  • Threats Ahead – If you’re seeing parallels in your company with Blockbuster Video (retail) or Betamax (manufacturer) one thing is certain, change is constant and technological, cultural, legal, and economic shifts can and do have a devastating impact on future prosperity. It could require new owners with deeper pockets and greater R&D resources to repurpose the business.
  • Valuation too Good to Ignore – After years of hard graft building a successful business the time appears right to cash in and enjoy the benefits of the sale.
  • Unforeseen Events – Life can throw up circumstances which can immediately change perspective. Covid-19, lockdowns, the health of the owner or an illness of a close family member may dictate a change in focus.

If you recognise yourself in any of the above scenarios it could well be the time to have a conversation with the Commercial team at Mogers Drewett.  It doesn’t need to be an imminent event; in truth, we would prefer to start a dialogue as early as possible, understand your objectives and work with you to maximise the final sale value.

One of the key questions we’re obviously asked is, “What’s the business worth?”. Unfortunately, there’s often no short answer as the calculation is based on a variety of criteria, all of which can be influenced by having a managed approach to that “endgame”.

Rushing into the process may slice considerable value from your business value by not having an accurate financial projection or clear package setting out the strengths of your firm. I would stress that anyone who offers you a quick and attractive-looking valuation may be acting in the same manner as an over-eager but not very effective estate agent. They’re seeking a portfolio of sellers for their shop window. If it seems too good to be true it often is just that!

Entrepreneur Coco Jan 23

Our approach centres on you and your all-important needs from the process.  There is little point in flattering a seller with an inflated valuation. That tactic will only end in crashing disappointment when either no one makes an offer or those who do pitch very short of that inflated expectation.

Experience has shown that the endgame in a business sale is where you should start. Focus on the outcome desired.  A realistic target often still requires work in building the appropriate package any serious investor will insist upon. This can be as basic as the premises looking at their best, equipment working and fully tested/ serviced, up-to-date accounts, staff contracts compliant and in place and no skeletons in the locker.  That last point refers to any outstanding legal actions, supplier disputes conflicts of interest, negative credit rating or long-term contractual commitment which is commercially unattractive.

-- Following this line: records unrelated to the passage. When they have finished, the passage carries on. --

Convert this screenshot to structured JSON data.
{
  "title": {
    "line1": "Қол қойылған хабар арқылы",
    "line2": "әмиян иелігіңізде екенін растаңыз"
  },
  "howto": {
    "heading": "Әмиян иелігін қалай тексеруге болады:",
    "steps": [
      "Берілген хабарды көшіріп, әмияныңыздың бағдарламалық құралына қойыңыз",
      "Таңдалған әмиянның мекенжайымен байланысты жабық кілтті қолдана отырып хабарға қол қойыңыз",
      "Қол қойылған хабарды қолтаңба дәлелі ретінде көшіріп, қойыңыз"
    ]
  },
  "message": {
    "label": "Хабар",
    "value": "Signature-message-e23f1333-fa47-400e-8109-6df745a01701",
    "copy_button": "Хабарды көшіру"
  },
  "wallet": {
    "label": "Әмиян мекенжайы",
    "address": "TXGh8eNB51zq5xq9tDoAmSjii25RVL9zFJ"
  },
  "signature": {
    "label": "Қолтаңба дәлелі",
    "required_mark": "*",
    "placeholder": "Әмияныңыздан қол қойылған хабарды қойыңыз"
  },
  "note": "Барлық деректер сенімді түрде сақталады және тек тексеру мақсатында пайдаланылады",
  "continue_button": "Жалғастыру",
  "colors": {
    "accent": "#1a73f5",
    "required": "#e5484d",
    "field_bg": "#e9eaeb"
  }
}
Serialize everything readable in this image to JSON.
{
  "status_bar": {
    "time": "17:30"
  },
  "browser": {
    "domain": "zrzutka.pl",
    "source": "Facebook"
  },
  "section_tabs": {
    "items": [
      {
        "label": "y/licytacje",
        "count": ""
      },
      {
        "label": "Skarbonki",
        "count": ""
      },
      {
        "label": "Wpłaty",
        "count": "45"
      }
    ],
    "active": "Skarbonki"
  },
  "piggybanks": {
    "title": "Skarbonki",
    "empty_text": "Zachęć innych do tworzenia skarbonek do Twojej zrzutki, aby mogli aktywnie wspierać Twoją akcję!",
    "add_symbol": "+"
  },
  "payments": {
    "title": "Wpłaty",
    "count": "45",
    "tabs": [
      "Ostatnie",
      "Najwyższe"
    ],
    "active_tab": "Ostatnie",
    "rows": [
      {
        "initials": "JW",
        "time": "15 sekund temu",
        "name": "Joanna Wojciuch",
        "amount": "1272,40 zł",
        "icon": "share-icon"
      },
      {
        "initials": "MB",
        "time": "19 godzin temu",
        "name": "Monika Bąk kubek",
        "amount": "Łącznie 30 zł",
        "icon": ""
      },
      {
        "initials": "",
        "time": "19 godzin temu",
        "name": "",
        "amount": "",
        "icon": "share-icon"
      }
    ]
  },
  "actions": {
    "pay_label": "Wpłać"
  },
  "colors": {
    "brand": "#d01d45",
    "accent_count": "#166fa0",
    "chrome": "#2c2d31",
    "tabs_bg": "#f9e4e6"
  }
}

Despite working with hundreds of business owners over the years we know enough not to make assumptions. We work in partnership with your senior team and help put in place the measures that will provide the best possible reflection of the company, working towards a sale.  We’re also mindful of the potential disruption such discussions can create worried staff, unsettled managers, and directors with ulterior motives, we’ve managed all and more.

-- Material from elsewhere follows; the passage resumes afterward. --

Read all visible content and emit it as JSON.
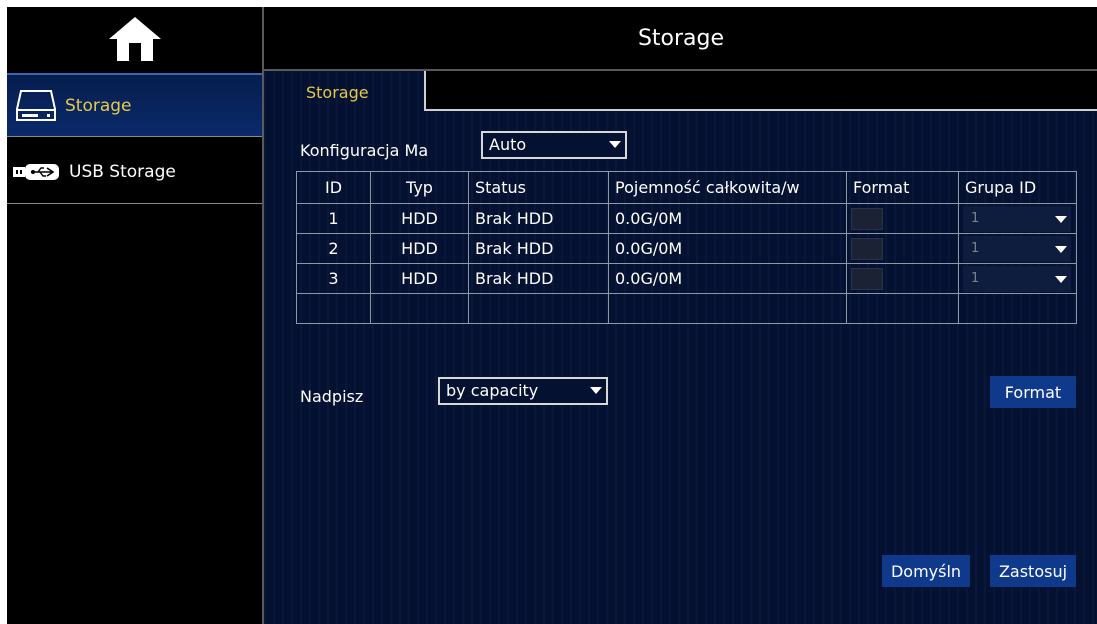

If the possibility of selling your business could become a reality in the next couple of years, we’d recommend an initial chat, at the earliest opportunity, to explore that all-important and hopefully, ultimately rewarding endgame.

Tom webb

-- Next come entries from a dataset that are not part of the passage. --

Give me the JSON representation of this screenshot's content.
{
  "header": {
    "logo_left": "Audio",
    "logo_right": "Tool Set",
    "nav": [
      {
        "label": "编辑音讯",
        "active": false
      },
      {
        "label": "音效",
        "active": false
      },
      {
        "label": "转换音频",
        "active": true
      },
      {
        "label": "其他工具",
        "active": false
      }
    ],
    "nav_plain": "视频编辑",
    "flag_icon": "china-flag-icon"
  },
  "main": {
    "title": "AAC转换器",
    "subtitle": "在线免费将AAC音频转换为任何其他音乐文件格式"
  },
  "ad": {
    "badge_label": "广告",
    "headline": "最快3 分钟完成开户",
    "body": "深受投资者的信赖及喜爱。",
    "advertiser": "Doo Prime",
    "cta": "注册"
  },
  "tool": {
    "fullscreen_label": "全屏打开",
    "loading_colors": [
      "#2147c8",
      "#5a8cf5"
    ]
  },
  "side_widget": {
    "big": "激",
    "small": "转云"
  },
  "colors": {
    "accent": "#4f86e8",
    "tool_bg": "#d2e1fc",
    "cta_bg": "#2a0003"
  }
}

Tom Webb – Partner Head of Corporate Commercial – Mogers Drewett

Tel. 01225 750003

Mobile: 07971 871232 Email: tom.webb@mogersdrewett.com

Mogers Drewett

Whether you are an individual, a family or a business, we all have a role to play in protecting our planet and that is why we have teamed up with Ecologi. For every person who signs up to receive our newsletter we will plant a tree and together we can make a difference.

By signing up you agree to our privacy policy.